Sadly but predictably, the New York Times and every other left-wing publication rushed to praise this new read.  Jefferson wanted socialism?  What excellent news!

QED: the professor gives good sophistry.

Bruce Deitrick Price explains education theories and methods on his site Improve-Education.org.

Professor Danielle Allen, at the Princeton Institute for Advanced Studies, has proposed a closer reading of the Declaration of Independence in order to prove that the country was intended to be socialist all along. 

Yes, that’s her thesis, and this woman is on the Board of Trustees and has a MacArthur 'Genius' Award.  On the other hand, she’s a professor of sociology, a field with a penchant for ideology.

The Declaration of Independence is a dramatic statement to the world explaining why we broke away from England.  But it’s the Constitution – not the Declaration – that defines how the government would be organized.  Micro-parsing the Declaration for advice on governance would seem to be an exercise in minutiae.
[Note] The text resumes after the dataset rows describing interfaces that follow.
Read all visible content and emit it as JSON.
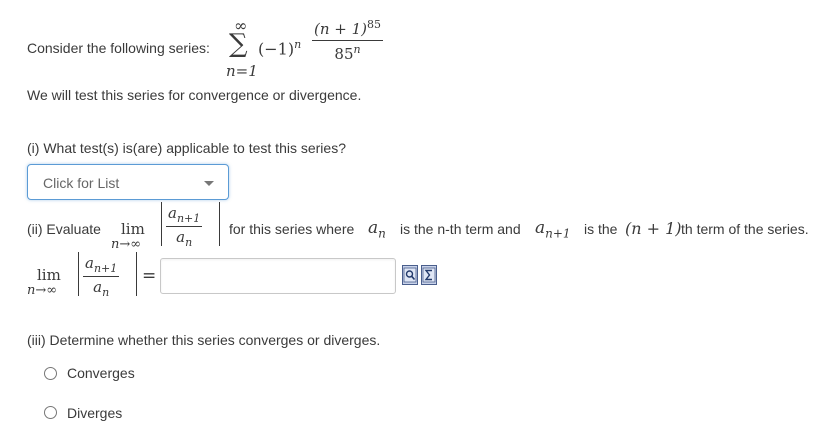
{
  "intro": {
    "prefix": "Consider the following series:",
    "sum_upper": "∞",
    "sum_symbol": "∑",
    "sum_lower": "n=1",
    "term_sign": "(−1)",
    "term_sign_exp": "n",
    "term_num": "(n + 1)",
    "term_num_exp": "85",
    "term_den": "85",
    "term_den_exp": "n",
    "statement": "We will test this series for convergence or divergence."
  },
  "part1": {
    "question": "(i) What test(s) is(are) applicable to test this series?",
    "dropdown_label": "Click for List"
  },
  "part2": {
    "prefix": "(ii) Evaluate",
    "lim": "lim",
    "lim_sub": "n→∞",
    "frac_num": "a",
    "frac_num_sub": "n+1",
    "frac_den": "a",
    "frac_den_sub": "n",
    "text_a": "for this series where",
    "an": "a",
    "an_sub": "n",
    "text_b": "is the n-th term and",
    "an1": "a",
    "an1_sub": "n+1",
    "text_c": "is the",
    "np1": "(n + 1)",
    "text_d": "th term of the series.",
    "equals": "=",
    "answer_value": "",
    "preview_icon": "preview-icon",
    "equation-editor-icon": "sigma-icon"
  },
  "part3": {
    "question": "(iii) Determine whether this series converges or diverges.",
    "options": [
      "Converges",
      "Diverges"
    ]
  }
}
But that’s what the professor wants us to do.

 Here’s the key passage:

We hold these truths to be self-evident, that all men are created equal, that they are endowed by their Creator with certain unalienable Rights, that among these are Life, Liberty and the pursuit of Happiness. — That to secure these rights, Governments are instituted among Men, deriving their just powers from the consent of the governed…

Note the punctuation after the phrase “and the pursuit of Happiness.”  Thomas Jefferson seemed to put a semicolon there.  Some think he put a period and/or a dash.  Professor Allen thinks there was a dash only and that a speck of ink landed in the empty space, and subsequently people thought – incorrectly – that the speck was a period.  This led, in her dramatic verdict, to a "serious misunderstanding."

In fact, there are many versions of the Declaration.  People at that time were casual about spelling and punctuation.  Just for the sake of discussion, let’s stipulate that the professor is right, and there’s no period.  There’s a long dash.  So what?  (In most cases, the next word is usually That, and it’s capitalized, suggesting a brand-new sentence.  The professor wants to consider it more of a run-on sentence.)

The radical thing is this phrase: “certain unalienable rights...life, liberty and the pursuit of happiness.”  These had not been considered rights before.  The Declaration notes that governments are here to secure these rights.  This was probably a somewhat new idea also.  The implication is that the government is on the side of the people, not a monarch.  This might be a clever dig at King George more than anything else, as George would probably assume that the government was instituted to keep his magnificent self ensconced in luxurious estates.

The professor’s point, however, is that if there is no period, then government’s role is one of those truths we hold to be self-evident.  This seems very wispy.

The original language was going to be “the pursuit of property.“  But some framers thought this too money-minded.  So they changed it to the more generic “pursuit of happiness.”  Now, if the professor is angling to make “pursuit of happiness” mean something like “the pursuit of government largesse,” then you know this is getting silly.

Everyone agrees that the Founding Fathers were intent on making the government as limited as possible, leaving each person free to pursue his own version of happiness.  This professor thinks that giving some extra prestige to government, by manipulating the punctuation, increases the socialist possibilities.

For sure, that’s exactly what Thomas Jefferson was thinking about.

Sadly but predictably, the New York Times and every other left-wing publication rushed to praise this new read.  Jefferson wanted socialism?  What excellent news!

QED: the professor gives good sophistry.

Bruce Deitrick Price explains education theories and methods on his site Improve-Education.org.